A show for those who love their theater freewheeling and speculative, The Square Root of Three Sisters makes us wonder why we feel the need to have people dress up and pretend to be other, non-existent people—in other words, it makes you wonder a lot about theater and performance.
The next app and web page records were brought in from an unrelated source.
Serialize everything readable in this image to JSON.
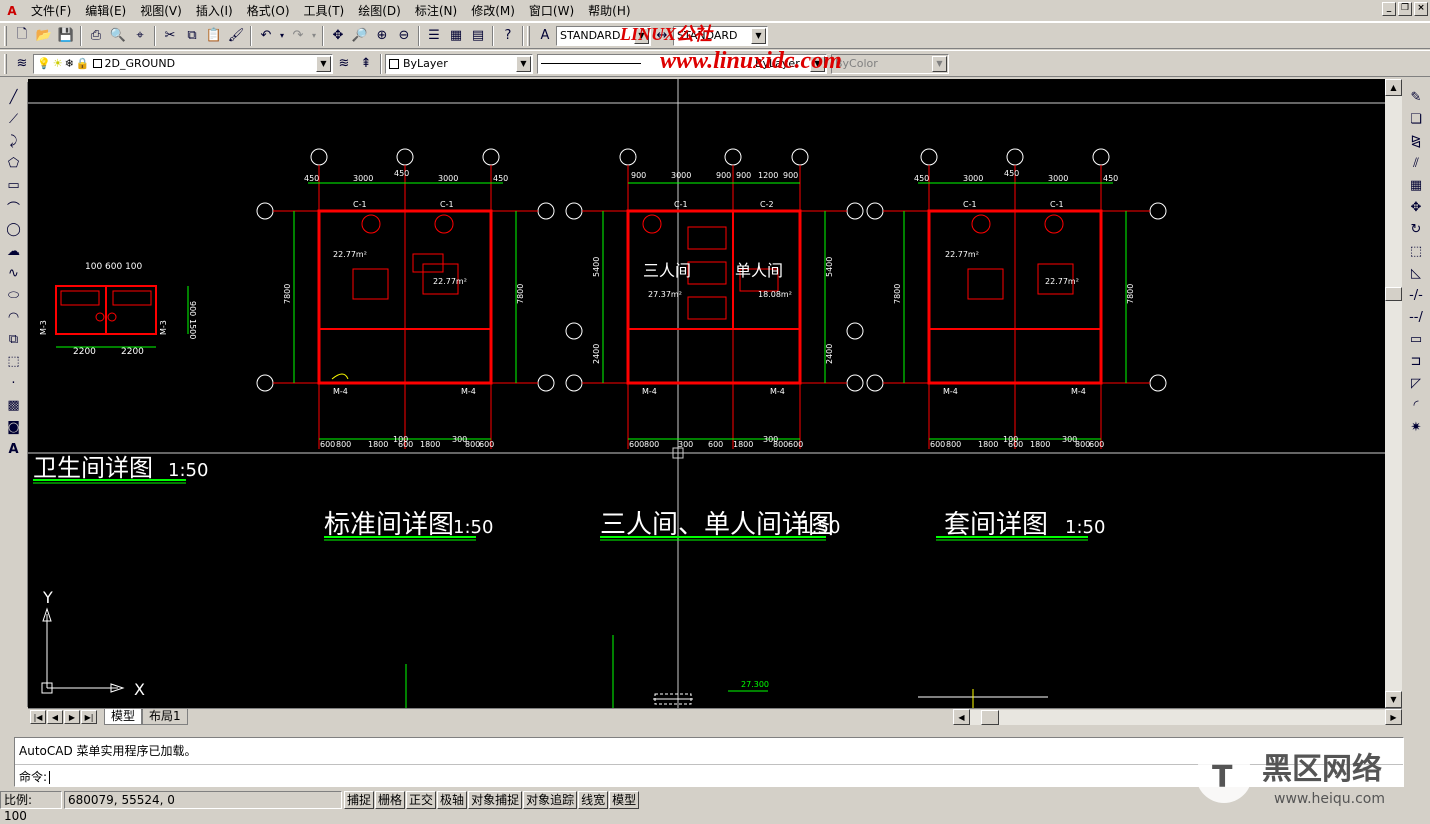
{
  "menu": {
    "items": [
      "文件(F)",
      "编辑(E)",
      "视图(V)",
      "插入(I)",
      "格式(O)",
      "工具(T)",
      "绘图(D)",
      "标注(N)",
      "修改(M)",
      "窗口(W)",
      "帮助(H)"
    ]
  },
  "toolbar1": {
    "text_style": "STANDARD",
    "dim_style": "STANDARD"
  },
  "toolbar2": {
    "layer": "2D_GROUND",
    "color": "ByLayer",
    "linetype": "ByLayer",
    "lineweight": "ByLayer",
    "plotstyle": "ByColor"
  },
  "watermark": {
    "top1": "LINUX公社",
    "top2": "www.linuxidc.com",
    "br_cn": "黑区网络",
    "br_url": "www.heiqu.com"
  },
  "drawing": {
    "titles": {
      "bath": "卫生间详图",
      "standard": "标准间详图",
      "triple_single": "三人间、单人间详图",
      "suite": "套间详图",
      "scale": "1:50"
    },
    "room_labels": {
      "triple": "三人间",
      "single": "单人间"
    },
    "areas": {
      "std": "22.77m²",
      "triple": "27.37m²",
      "single": "18.08m²"
    },
    "dims": {
      "d450": "450",
      "d3000": "3000",
      "d900": "900",
      "d1200": "1200",
      "d7800": "7800",
      "d5400": "5400",
      "d2400": "2400",
      "d2200": "2200",
      "d1500": "1500",
      "d1800": "1800",
      "d600": "600",
      "d800": "800",
      "d300": "300",
      "d100": "100",
      "bath_top": "100 600 100",
      "elev": "27.300"
    },
    "tags": {
      "c1": "C-1",
      "c2": "C-2",
      "m3": "M-3",
      "m4": "M-4"
    },
    "ucs": {
      "x": "X",
      "y": "Y"
    }
  },
  "tabs": {
    "model": "模型",
    "layout1": "布局1"
  },
  "command": {
    "line1": "AutoCAD 菜单实用程序已加载。",
    "prompt": "命令:"
  },
  "status": {
    "scale": "比例: 100",
    "coords": "680079, 55524, 0",
    "buttons": [
      "捕捉",
      "栅格",
      "正交",
      "极轴",
      "对象捕捉",
      "对象追踪",
      "线宽",
      "模型"
    ]
  },
  "colors": {
    "canvas": "#000000",
    "wall": "#ff0000",
    "dim": "#00ff00",
    "text": "#ffffff",
    "axis": "#ff0000",
    "furniture": "#ff0000",
    "door": "#ffff00"
  }
}
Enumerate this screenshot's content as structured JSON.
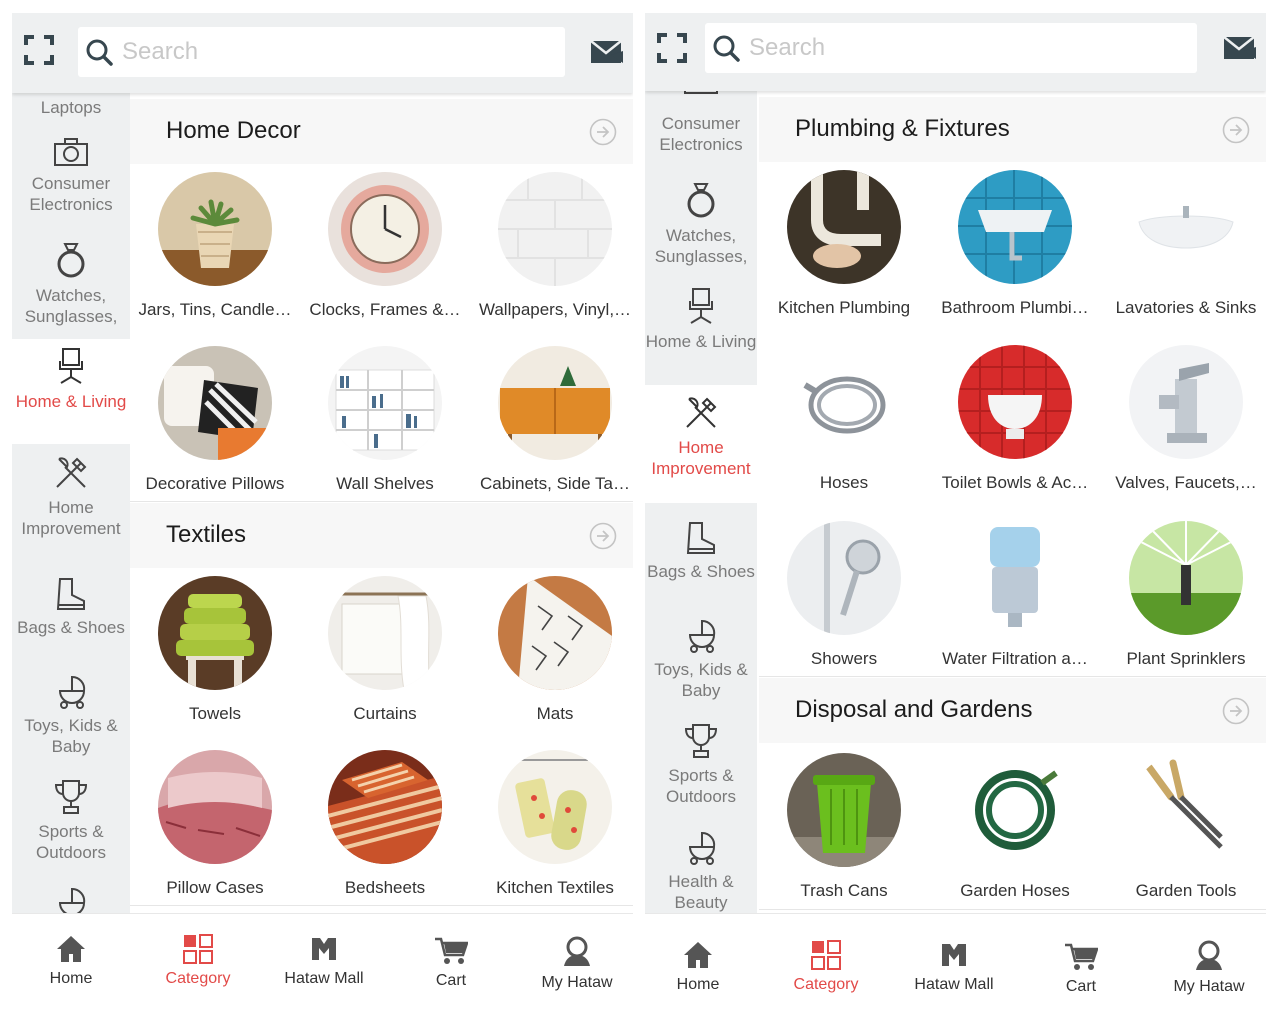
{
  "colors": {
    "accent": "#e24a48",
    "sidebar_bg": "#eef0f1",
    "icon_gray": "#555555"
  },
  "left": {
    "search": {
      "placeholder": "Search"
    },
    "sidebar": [
      {
        "label": "Laptops",
        "icon": "laptop-icon"
      },
      {
        "label": "Consumer Electronics",
        "icon": "camera-icon"
      },
      {
        "label": "Watches, Sunglasses,",
        "icon": "ring-icon"
      },
      {
        "label": "Home & Living",
        "icon": "chair-icon",
        "active": true
      },
      {
        "label": "Home Improvement",
        "icon": "tools-icon"
      },
      {
        "label": "Bags & Shoes",
        "icon": "boot-icon"
      },
      {
        "label": "Toys, Kids & Baby",
        "icon": "stroller-icon"
      },
      {
        "label": "Sports & Outdoors",
        "icon": "trophy-icon"
      }
    ],
    "sections": [
      {
        "title": "Home Decor",
        "items": [
          {
            "label": "Jars, Tins, Candle…",
            "icon": "succulent-jar-icon"
          },
          {
            "label": "Clocks, Frames &…",
            "icon": "wall-clock-icon"
          },
          {
            "label": "Wallpapers, Vinyl,…",
            "icon": "wallpaper-icon"
          },
          {
            "label": "Decorative Pillows",
            "icon": "pillows-icon"
          },
          {
            "label": "Wall Shelves",
            "icon": "bookshelf-icon"
          },
          {
            "label": "Cabinets, Side Ta…",
            "icon": "cabinet-icon"
          }
        ]
      },
      {
        "title": "Textiles",
        "items": [
          {
            "label": "Towels",
            "icon": "towels-icon"
          },
          {
            "label": "Curtains",
            "icon": "curtains-icon"
          },
          {
            "label": "Mats",
            "icon": "mat-icon"
          },
          {
            "label": "Pillow Cases",
            "icon": "pillow-case-icon"
          },
          {
            "label": "Bedsheets",
            "icon": "bedsheets-icon"
          },
          {
            "label": "Kitchen Textiles",
            "icon": "kitchen-textile-icon"
          }
        ]
      }
    ],
    "nav": [
      {
        "label": "Home",
        "icon": "home-icon"
      },
      {
        "label": "Category",
        "icon": "category-icon",
        "active": true
      },
      {
        "label": "Hataw Mall",
        "icon": "mall-icon"
      },
      {
        "label": "Cart",
        "icon": "cart-icon"
      },
      {
        "label": "My Hataw",
        "icon": "user-icon"
      }
    ]
  },
  "right": {
    "search": {
      "placeholder": "Search"
    },
    "sidebar": [
      {
        "label": "Consumer Electronics",
        "icon": "camera-icon"
      },
      {
        "label": "Watches, Sunglasses,",
        "icon": "ring-icon"
      },
      {
        "label": "Home & Living",
        "icon": "chair-icon"
      },
      {
        "label": "Home Improvement",
        "icon": "tools-icon",
        "active": true
      },
      {
        "label": "Bags & Shoes",
        "icon": "boot-icon"
      },
      {
        "label": "Toys, Kids & Baby",
        "icon": "stroller-icon"
      },
      {
        "label": "Sports & Outdoors",
        "icon": "trophy-icon"
      },
      {
        "label": "Health & Beauty",
        "icon": "stroller-icon"
      }
    ],
    "sections": [
      {
        "title": "Plumbing & Fixtures",
        "items": [
          {
            "label": "Kitchen Plumbing",
            "icon": "pipes-icon"
          },
          {
            "label": "Bathroom Plumbi…",
            "icon": "wall-sink-icon"
          },
          {
            "label": "Lavatories & Sinks",
            "icon": "basin-icon"
          },
          {
            "label": "Hoses",
            "icon": "shower-hose-icon"
          },
          {
            "label": "Toilet Bowls & Ac…",
            "icon": "toilet-icon"
          },
          {
            "label": "Valves, Faucets,…",
            "icon": "faucet-icon"
          },
          {
            "label": "Showers",
            "icon": "shower-head-icon"
          },
          {
            "label": "Water Filtration a…",
            "icon": "water-dispenser-icon"
          },
          {
            "label": "Plant Sprinklers",
            "icon": "sprinkler-icon"
          }
        ]
      },
      {
        "title": "Disposal and Gardens",
        "items": [
          {
            "label": "Trash Cans",
            "icon": "trash-can-icon"
          },
          {
            "label": "Garden Hoses",
            "icon": "garden-hose-icon"
          },
          {
            "label": "Garden Tools",
            "icon": "shears-icon"
          }
        ]
      }
    ],
    "nav": [
      {
        "label": "Home",
        "icon": "home-icon"
      },
      {
        "label": "Category",
        "icon": "category-icon",
        "active": true
      },
      {
        "label": "Hataw Mall",
        "icon": "mall-icon"
      },
      {
        "label": "Cart",
        "icon": "cart-icon"
      },
      {
        "label": "My Hataw",
        "icon": "user-icon"
      }
    ]
  }
}
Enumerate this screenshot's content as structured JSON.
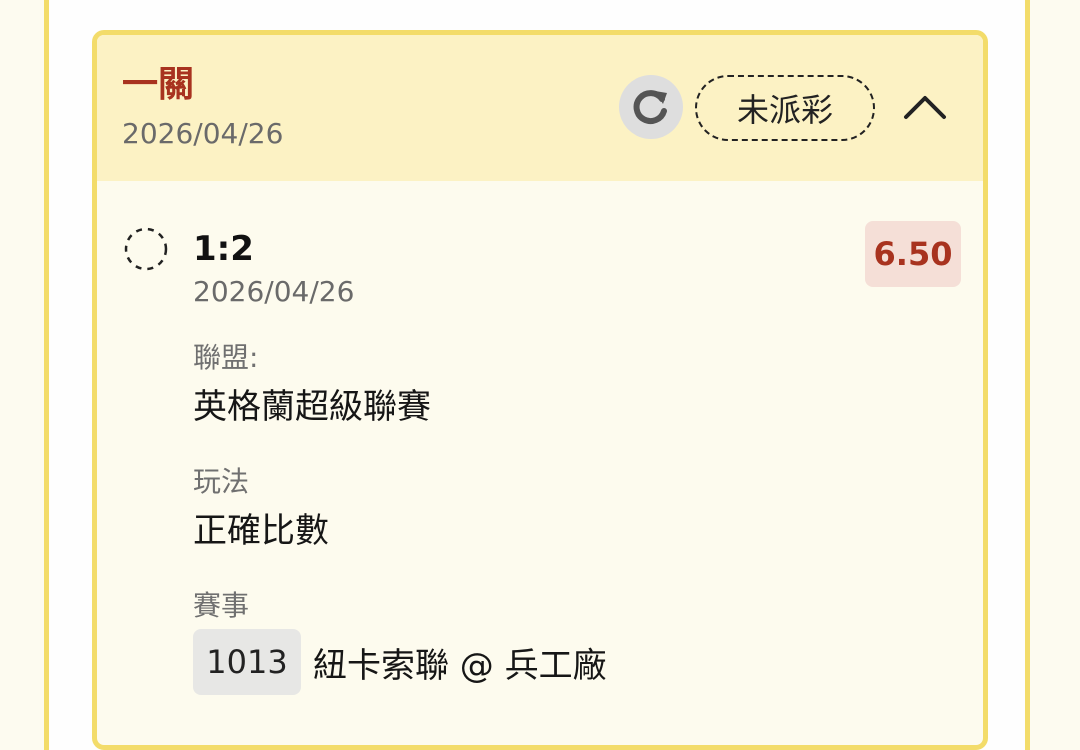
{
  "bet": {
    "type": "一關",
    "date": "2026/04/26",
    "status": "未派彩",
    "selection": {
      "score": "1:2",
      "date": "2026/04/26",
      "odds": "6.50",
      "league_label": "聯盟:",
      "league": "英格蘭超級聯賽",
      "bet_type_label": "玩法",
      "bet_type": "正確比數",
      "event_label": "賽事",
      "event_code": "1013",
      "event_name": "紐卡索聯 @ 兵工廠"
    }
  },
  "icons": {
    "refresh": "refresh-icon",
    "collapse": "chevron-up-icon",
    "pending": "pending-circle-icon"
  },
  "colors": {
    "accent_red": "#a8331f",
    "header_bg": "#fcf2c4",
    "card_border": "#f3dc6a",
    "odds_bg": "#f5dfd7"
  }
}
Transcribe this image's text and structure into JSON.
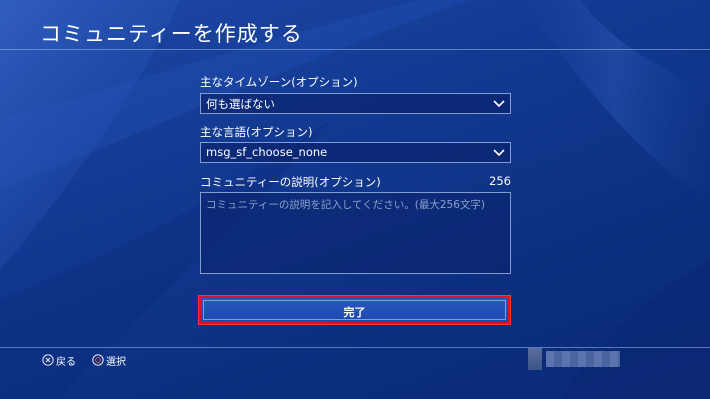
{
  "page": {
    "title": "コミュニティーを作成する"
  },
  "form": {
    "timezone": {
      "label": "主なタイムゾーン(オプション)",
      "value": "何も選ばない"
    },
    "language": {
      "label": "主な言語(オプション)",
      "value": "msg_sf_choose_none"
    },
    "description": {
      "label": "コミュニティーの説明(オプション)",
      "remaining": "256",
      "placeholder": "コミュニティーの説明を記入してください。(最大256文字)"
    }
  },
  "done_button": {
    "label": "完了"
  },
  "footer": {
    "back_label": "戻る",
    "select_label": "選択"
  },
  "icons": {
    "dropdown": "chevron-down-icon",
    "back": "cross-button-icon",
    "select": "circle-button-icon"
  },
  "colors": {
    "background": "#123a92",
    "focus_border": "#e0102a",
    "button_fill": "#2a58c2"
  }
}
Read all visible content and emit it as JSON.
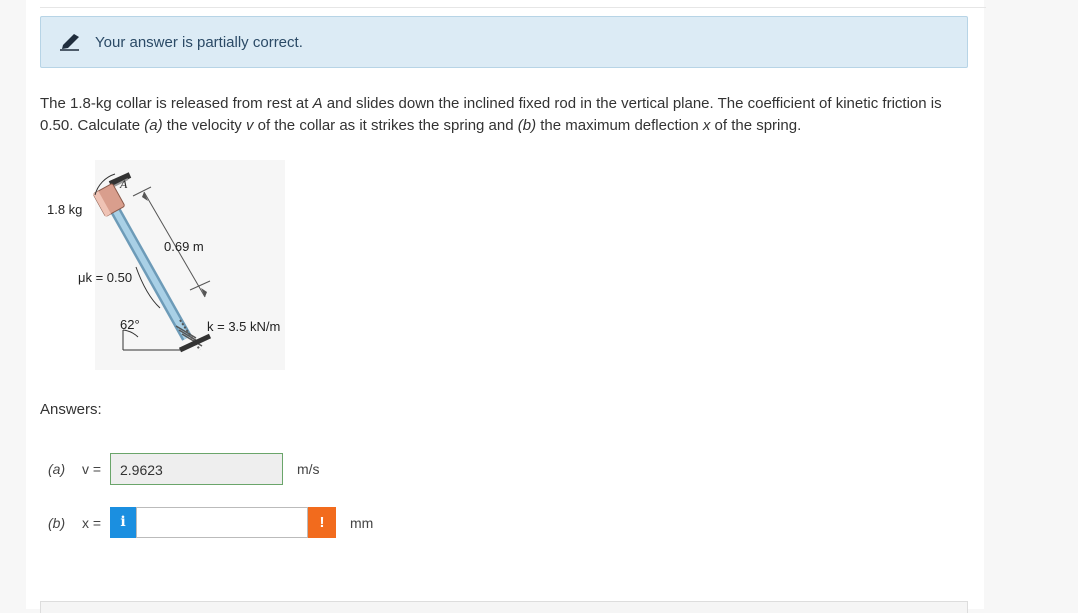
{
  "status": {
    "message": "Your answer is partially correct.",
    "icon": "pencil-icon",
    "color": "#dcebf5"
  },
  "question": {
    "part1": "The 1.8-kg collar is released from rest at ",
    "pointA": "A",
    "part2": " and slides down the inclined fixed rod in the vertical plane. The coefficient of kinetic friction is 0.50. Calculate ",
    "labelA": "(a)",
    "part3": " the velocity ",
    "varV": "v",
    "part4": " of the collar as it strikes the spring and ",
    "labelB": "(b)",
    "part5": " the maximum deflection ",
    "varX": "x",
    "part6": " of the spring."
  },
  "figure": {
    "mass": "1.8 kg",
    "point": "A",
    "distance": "0.69 m",
    "friction": "μk = 0.50",
    "angle": "62°",
    "spring": "k = 3.5 kN/m"
  },
  "answers": {
    "heading": "Answers:",
    "a": {
      "label": "(a)",
      "var": "v =",
      "value": "2.9623",
      "unit": "m/s",
      "state_color": "#6aa56a"
    },
    "b": {
      "label": "(b)",
      "var": "x =",
      "value": "",
      "unit": "mm",
      "info_icon": "i",
      "warn_icon": "!",
      "state_color": "#f26b1d"
    }
  }
}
In putting onstage the interplay of concepts of character, of actors as characters, and of actors as individuals, Square Root kicks against the text while scripting dissent and suppression, and manifesting an abundance of some intangible thing we lamely call “theater magic.”
International Festival of Arts & Ideas presents
The Square Root of 3 Sisters
Conceived, written, and directed by Dmitry Krymov, based on plays by Anton Chekov
Created and performed by Dmitry Krymov Lab & Yale School of Drama
Creative Team: Choreographer: Emily Coates; Performance Coach: Maria Smolnikova; Production Designer: Valentina Ostankovich; Sound Designer: Pornchanok (Nok) Kanchanabanca; Lighting Designer: Elizabeth Mak; Projection Designer: Yana Birÿukova; Production Stage Manager: Emely Selina Zepeda
Performers: Melanie Field; Annie Hägg; Kevin Hourigan; Annelise Lawson; Julian Elijah Martinez; Aubie Merrylees; Niall Powderly; Bradley James Tejeda; Shaunette Renée Wilson
Video Performers: Lucy Gardner; Mary Winter Szarabajka; Remsen Welsh
Artistic Staff: Assistant Director: Luke Harlan; Associate Production Designer: An-Lin Dauber; Associate Production Designer: Claire DeLiso; Puppet Designer: Matt Acheson; Fight Director and Dance Captain: Julian Elijah Martinez; Videographer: Lisa Keshisheva; Senior Interpreter to Dmitry Krymov and the Production: Tatyana Khaikin
June 21-25, 8 p.m.
Annelise Lawson, Annie Hägg
Shaunette Renée Wilson